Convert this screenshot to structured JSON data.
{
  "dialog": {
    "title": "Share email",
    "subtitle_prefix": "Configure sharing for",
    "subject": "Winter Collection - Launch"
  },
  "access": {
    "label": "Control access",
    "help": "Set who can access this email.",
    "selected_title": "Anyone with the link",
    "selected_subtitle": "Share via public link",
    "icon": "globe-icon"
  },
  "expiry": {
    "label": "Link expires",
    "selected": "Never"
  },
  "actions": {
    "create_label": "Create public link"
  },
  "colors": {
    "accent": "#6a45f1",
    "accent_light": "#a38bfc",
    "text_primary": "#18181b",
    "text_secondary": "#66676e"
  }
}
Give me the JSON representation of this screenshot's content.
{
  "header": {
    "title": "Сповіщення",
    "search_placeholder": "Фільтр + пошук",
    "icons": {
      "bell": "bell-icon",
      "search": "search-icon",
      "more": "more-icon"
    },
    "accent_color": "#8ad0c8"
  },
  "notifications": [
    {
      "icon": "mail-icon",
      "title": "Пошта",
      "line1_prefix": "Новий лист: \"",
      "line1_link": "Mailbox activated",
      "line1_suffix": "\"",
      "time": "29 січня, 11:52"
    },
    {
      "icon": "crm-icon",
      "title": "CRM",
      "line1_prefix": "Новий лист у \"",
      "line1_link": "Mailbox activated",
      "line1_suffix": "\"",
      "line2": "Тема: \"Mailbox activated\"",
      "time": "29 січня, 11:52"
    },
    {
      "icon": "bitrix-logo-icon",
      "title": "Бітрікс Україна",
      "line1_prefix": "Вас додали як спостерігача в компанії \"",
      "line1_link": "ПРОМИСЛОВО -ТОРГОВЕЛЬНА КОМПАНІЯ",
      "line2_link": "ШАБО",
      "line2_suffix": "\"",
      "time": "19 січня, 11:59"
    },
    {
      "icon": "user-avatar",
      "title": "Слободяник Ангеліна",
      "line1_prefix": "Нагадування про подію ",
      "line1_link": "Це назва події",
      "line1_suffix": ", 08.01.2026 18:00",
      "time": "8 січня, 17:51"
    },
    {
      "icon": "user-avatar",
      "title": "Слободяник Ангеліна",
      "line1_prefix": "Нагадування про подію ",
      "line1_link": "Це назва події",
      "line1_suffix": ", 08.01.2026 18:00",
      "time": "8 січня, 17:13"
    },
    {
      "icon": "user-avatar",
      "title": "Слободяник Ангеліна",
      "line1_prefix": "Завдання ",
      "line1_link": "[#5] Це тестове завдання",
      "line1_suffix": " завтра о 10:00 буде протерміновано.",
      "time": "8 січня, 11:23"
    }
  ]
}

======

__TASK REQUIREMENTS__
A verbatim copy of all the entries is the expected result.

__ANSWER AREA__
Convert this screenshot to structured JSON data.
{
  "dialog": {
    "title": "Share email",
    "subtitle_prefix": "Configure sharing for",
    "subject": "Winter Collection - Launch"
  },
  "access": {
    "label": "Control access",
    "help": "Set who can access this email.",
    "selected_title": "Anyone with the link",
    "selected_subtitle": "Share via public link",
    "icon": "globe-icon"
  },
  "expiry": {
    "label": "Link expires",
    "selected": "Never"
  },
  "actions": {
    "create_label": "Create public link"
  },
  "colors": {
    "accent": "#6a45f1",
    "accent_light": "#a38bfc",
    "text_primary": "#18181b",
    "text_secondary": "#66676e"
  }
}
Give me the JSON representation of this screenshot's content.
{
  "header": {
    "title": "Сповіщення",
    "search_placeholder": "Фільтр + пошук",
    "icons": {
      "bell": "bell-icon",
      "search": "search-icon",
      "more": "more-icon"
    },
    "accent_color": "#8ad0c8"
  },
  "notifications": [
    {
      "icon": "mail-icon",
      "title": "Пошта",
      "line1_prefix": "Новий лист: \"",
      "line1_link": "Mailbox activated",
      "line1_suffix": "\"",
      "time": "29 січня, 11:52"
    },
    {
      "icon": "crm-icon",
      "title": "CRM",
      "line1_prefix": "Новий лист у \"",
      "line1_link": "Mailbox activated",
      "line1_suffix": "\"",
      "line2": "Тема: \"Mailbox activated\"",
      "time": "29 січня, 11:52"
    },
    {
      "icon": "bitrix-logo-icon",
      "title": "Бітрікс Україна",
      "line1_prefix": "Вас додали як спостерігача в компанії \"",
      "line1_link": "ПРОМИСЛОВО -ТОРГОВЕЛЬНА КОМПАНІЯ",
      "line2_link": "ШАБО",
      "line2_suffix": "\"",
      "time": "19 січня, 11:59"
    },
    {
      "icon": "user-avatar",
      "title": "Слободяник Ангеліна",
      "line1_prefix": "Нагадування про подію ",
      "line1_link": "Це назва події",
      "line1_suffix": ", 08.01.2026 18:00",
      "time": "8 січня, 17:51"
    },
    {
      "icon": "user-avatar",
      "title": "Слободяник Ангеліна",
      "line1_prefix": "Нагадування про подію ",
      "line1_link": "Це назва події",
      "line1_suffix": ", 08.01.2026 18:00",
      "time": "8 січня, 17:13"
    },
    {
      "icon": "user-avatar",
      "title": "Слободяник Ангеліна",
      "line1_prefix": "Завдання ",
      "line1_link": "[#5] Це тестове завдання",
      "line1_suffix": " завтра о 10:00 буде протерміновано.",
      "time": "8 січня, 11:23"
    }
  ]
}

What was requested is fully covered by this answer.